“I never saw “A Christmas Story” when it first came out in the theaters in 1983. Some years later (circa late 1980s), when searching for Christmas movies to rent and watch with our two sons, Brian and Eric, JoAnne and I stumbled across “A Christmas Story” on VHS. It instantly resonated with me because I lived a lot of that movie, which truly captures the wide-eyed wonder kids have of Christmas. Although it depicted Christmas in the 1940s midwest, it reminded me of my Christmases in the 1950s (I was born in 1950). Many of the scenes and dialogue mirroried my childhood experiences: the “double dog dare you,” the Scott Fargas bully wearing what looks very much like a Davey Crockett coonskin cap (I owned one of those and wore it everywhere, but I wasn’t a bully); mom washing your mouth out with a bar of soap (yep, Nels sucked a few soap bars in his day).
Here are three of the movie’s moments that especially ring true with me. The opening scene of Ralphie and his brother gazing wistfully at toys in the department store window recalled trips with my parents to downtown Seattle, where Frederick & Nelson’s (now defunct) and the Bon Marche (now Macy’s) had similar window displays full of wonder. You you could spend hours — if only your parents would let you — at those store fronts wishing for all the wonderful toys displayed there, and the displays always had the coolest train set running through it. Then there was Santa and his slide. The Bon at one time had a similar set up. You’d wait forever to see Santa only to get on his lap, full of awe for the jolly red elf, and forget what you really wanted to tell him. Then it was off his lap and down a curling slide. And my little sister, whom I had accompany up to Santa in my older years, was like the kid in goggles: Calm all the way to Santa, then turning into a screamie meemee when placed on his lap.

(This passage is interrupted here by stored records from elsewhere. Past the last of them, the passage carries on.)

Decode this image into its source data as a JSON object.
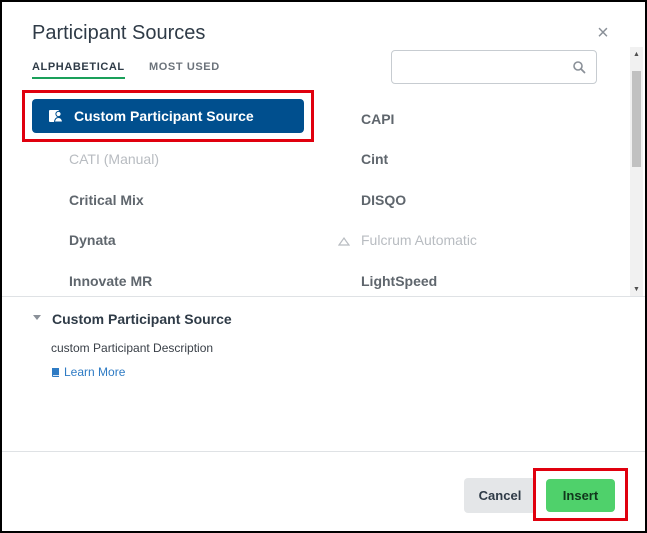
{
  "dialog": {
    "title": "Participant Sources",
    "close_label": "×"
  },
  "tabs": [
    {
      "label": "ALPHABETICAL",
      "active": true
    },
    {
      "label": "MOST USED",
      "active": false
    }
  ],
  "search": {
    "placeholder": "",
    "value": ""
  },
  "sources": {
    "selected": "Custom Participant Source",
    "items": [
      {
        "label": "CAPI",
        "disabled": false
      },
      {
        "label": "CATI (Manual)",
        "disabled": true
      },
      {
        "label": "Cint",
        "disabled": false
      },
      {
        "label": "Critical Mix",
        "disabled": false
      },
      {
        "label": "DISQO",
        "disabled": false
      },
      {
        "label": "Dynata",
        "disabled": false
      },
      {
        "label": "Fulcrum Automatic",
        "disabled": true
      },
      {
        "label": "Innovate MR",
        "disabled": false
      },
      {
        "label": "LightSpeed",
        "disabled": false
      }
    ]
  },
  "detail": {
    "title": "Custom Participant Source",
    "description": "custom Participant Description",
    "learn_more": "Learn More"
  },
  "footer": {
    "cancel_label": "Cancel",
    "insert_label": "Insert"
  },
  "colors": {
    "accent_blue": "#004f8e",
    "insert_green": "#4fd16b",
    "tab_underline": "#1aa05a",
    "highlight_red": "#e0000e"
  }
}
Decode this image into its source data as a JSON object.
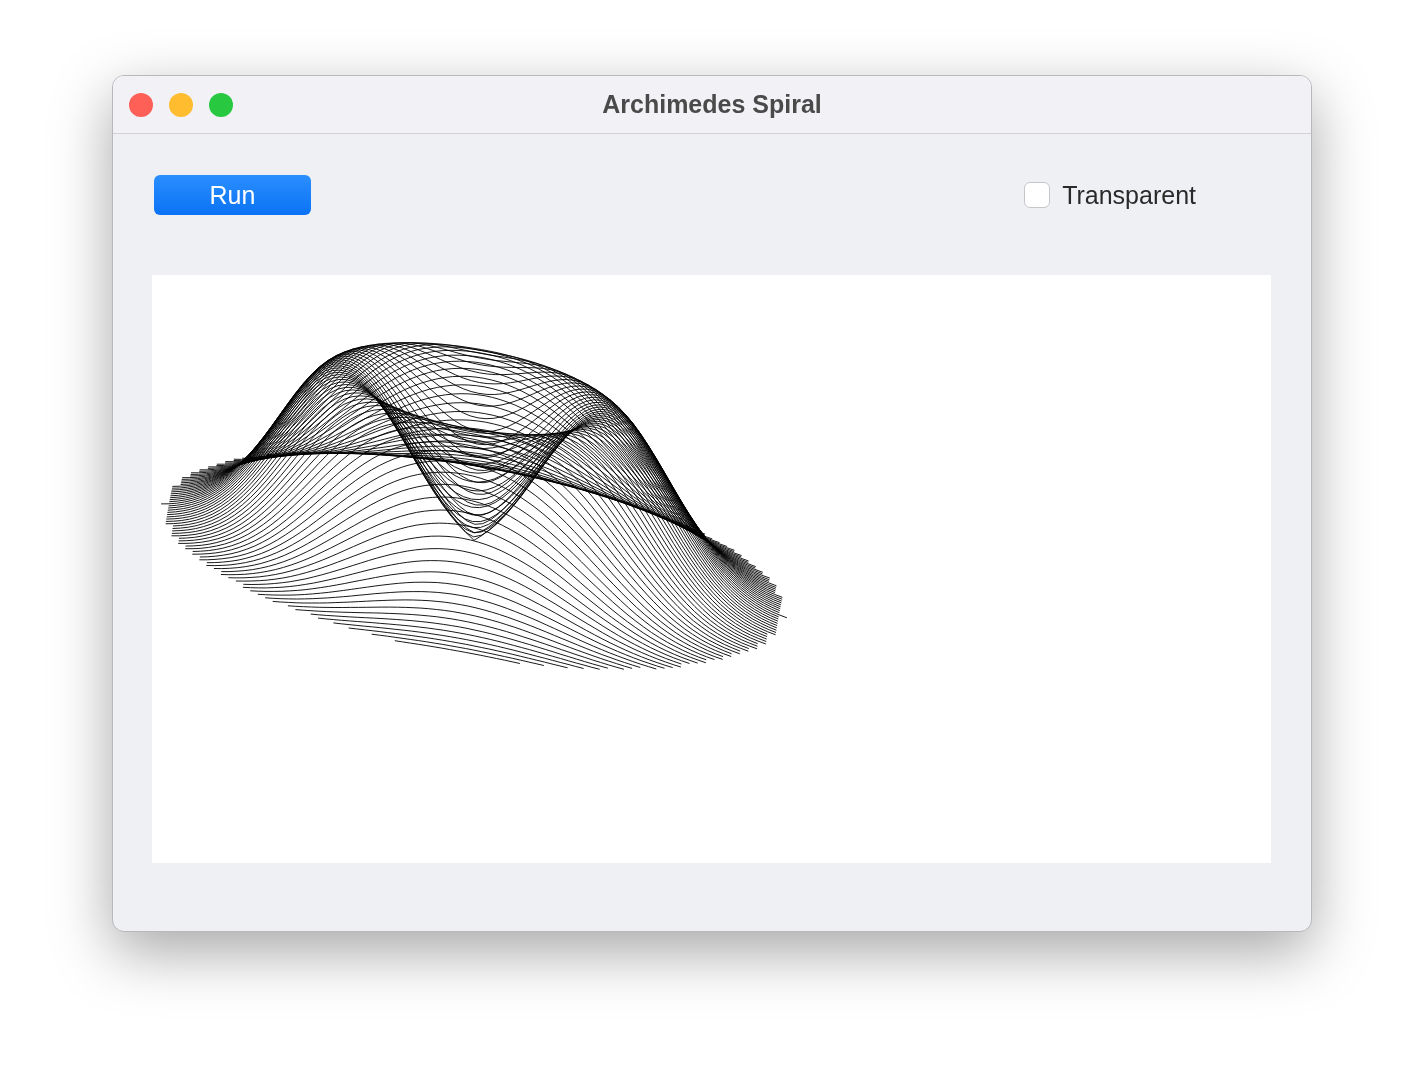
{
  "window": {
    "title": "Archimedes Spiral"
  },
  "run_button": {
    "label": "Run"
  },
  "transparent": {
    "label": "Transparent",
    "checked": false
  }
}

But the movie’s coup de grace of Christmas reality was the “genuine Red Ryder 200-shot Carbine Action Air Rifle.” When I was young, every kid wanted a B.B. gun, and every kid’s mother, including my own, always said “No” with those same immortal words: “You’ll shoot your eye out.” While Ralphie ultimately got his Red Ryder 200-shot Carbine Action Air Rifle for Christmas at that tender age of 9, I never did. Still, my 1950 Christmases were wonderful and filled with the same kind of magic and excitement that’s so perfectly captured by “A Christmas Story.” It is a classic.”
Fun facts about the film (from imdb.com): Inspired the creation of “The Wonder Years” (1988). Ralphie says that he wanted the “Red Ryder BB Gun” 28 times.